In recent weeks, I have been contacted by a growing number of adults who were sexually victimized as children while living overseas as their parents were serving as missionaries. These communications have been a stark reminder of what I learned when GRACE participated in independent investigations related to the abuse of children on the mission field.

Understandably, survivors of such abuse generally don’t trust the mission agencies to internally investigate such claims, nor to hand the investigation over to their lawyers. As a result, GRACE has acted as an independent investigator to search for the truth and to provide substantive analysis and recommendations. This approach not only opened the door for abuse survivors to communicate their painful experiences in a safe environment, but it also encouraged the mission institutions to develop a thoughtful, thorough, and compassionate response to abuse. These experiences provided me an unprecedented and unique exposure to the common problems inherent in mission cultures where abuse is present.

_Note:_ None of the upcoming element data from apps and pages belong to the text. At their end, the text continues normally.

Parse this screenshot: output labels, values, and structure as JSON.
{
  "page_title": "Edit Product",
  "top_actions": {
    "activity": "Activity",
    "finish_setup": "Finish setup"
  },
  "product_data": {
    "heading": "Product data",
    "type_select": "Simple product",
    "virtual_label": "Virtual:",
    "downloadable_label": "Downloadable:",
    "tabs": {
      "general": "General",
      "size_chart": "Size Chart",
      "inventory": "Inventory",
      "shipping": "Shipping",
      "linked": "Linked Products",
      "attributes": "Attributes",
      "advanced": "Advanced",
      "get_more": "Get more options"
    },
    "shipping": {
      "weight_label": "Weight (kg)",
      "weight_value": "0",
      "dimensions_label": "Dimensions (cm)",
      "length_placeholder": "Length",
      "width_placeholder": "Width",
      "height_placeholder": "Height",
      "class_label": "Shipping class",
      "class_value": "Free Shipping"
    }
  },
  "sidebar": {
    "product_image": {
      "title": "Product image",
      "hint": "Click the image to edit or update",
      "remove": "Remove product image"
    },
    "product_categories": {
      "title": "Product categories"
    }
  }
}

Silence - photo courtesy of The American Prospect

Silence – photo courtesy of The American Prospect

I will never forget my conversation with a young man who had been abused while attending a missionary boarding school. He never told his parents about the ongoing abuse because he had been warned by the missionary school administrators that, “Africans will burn in hell” if his parents had to leave the “field” to come care for him. This child suffered in silence for years, convinced that he was of little value to anyone, including God. In the course of our investigations, we interviewed dozens of child sexual abuse survivors who have walked a tragically similar path as this young man.   A path where the protection and preservation of God’s children take a back seat to the work and reputation of the missionary organization. A path where children find themselves in a foreign land being sexually assaulted by adults who profess a “love” for Jesus. A path where these same children are re-victimized by institutions that care more about ministry “success”, than the very souls of their little ones.

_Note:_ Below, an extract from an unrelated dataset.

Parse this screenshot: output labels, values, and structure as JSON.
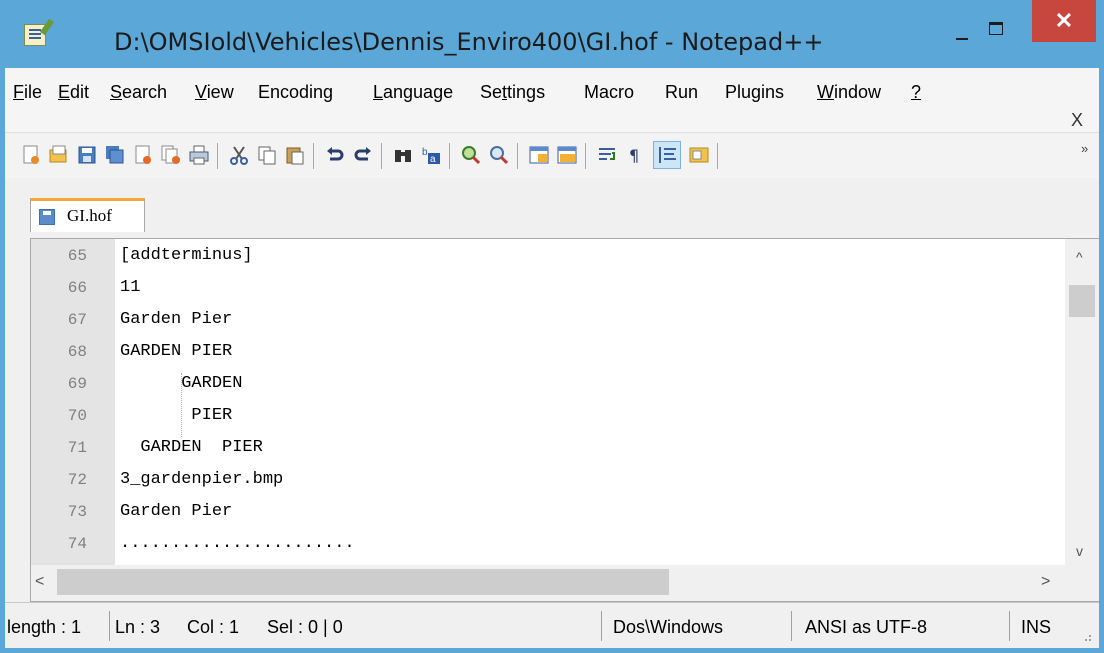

The physical, emotional, and spiritual wounds of such toxic missions cultures are deep and lifelong. One former missionary kid (MK) recently wrote, “When I think back on my growing up years, there were many time periods that were difficult, but note so terrifyingly helpless as my years spent as an MK.” Many of those abused on the mission field as children find it impossible to have any meaningful form of religious faith, while others walk away from the faith altogether feeling betrayed by God.   One abuse survivor told me, “Being abused on the mission field has destroyed any spirituality that I had with Christianity. I would like to have something to share with my children besides Santa Claus. I hope I will understand God one day.”

More and more survivors of physical and sexual abuse on the mission field are beginning to step forward to share their similarly painful and scaring childhood experiences. Blogs, Facebook pages, and films have assisted these brave individuals to finally expose the worst kept secret of many missionary cultures, while at the same time letting other survivors know that they are not alone. Below are just a few of the many websites dedicated to bringing this darkness to light. Take some time to review these sites and listen to the cries of God’s children:

All God’s Children
Bangladesh MK Speak
Fanda Eagles
Michele Phoenix
MK Safety Net
SIM Missionary Kid Survivors

There has been recognition by some missionary organizations of past and present failures related to the abuse of MKs. Unfortunately, much of this recognition has been fueled more by institutional concerns about reputation than by grief over the horrors inflicted upon these children. As a result, many hollow promises have been made followed by little genuine effort to demonstrate authentic repentance and to bring about substantive change.

A mission organization that treasures itself will destroy souls, including its own.

The DNA of international missions must be transformed if the mission field is going to fulfill its God given mandate of sharing and demonstrating the Gospel to all peoples, beginning with missionary children.

It is time for the world of missions to embark on a new path. I remain hopeful.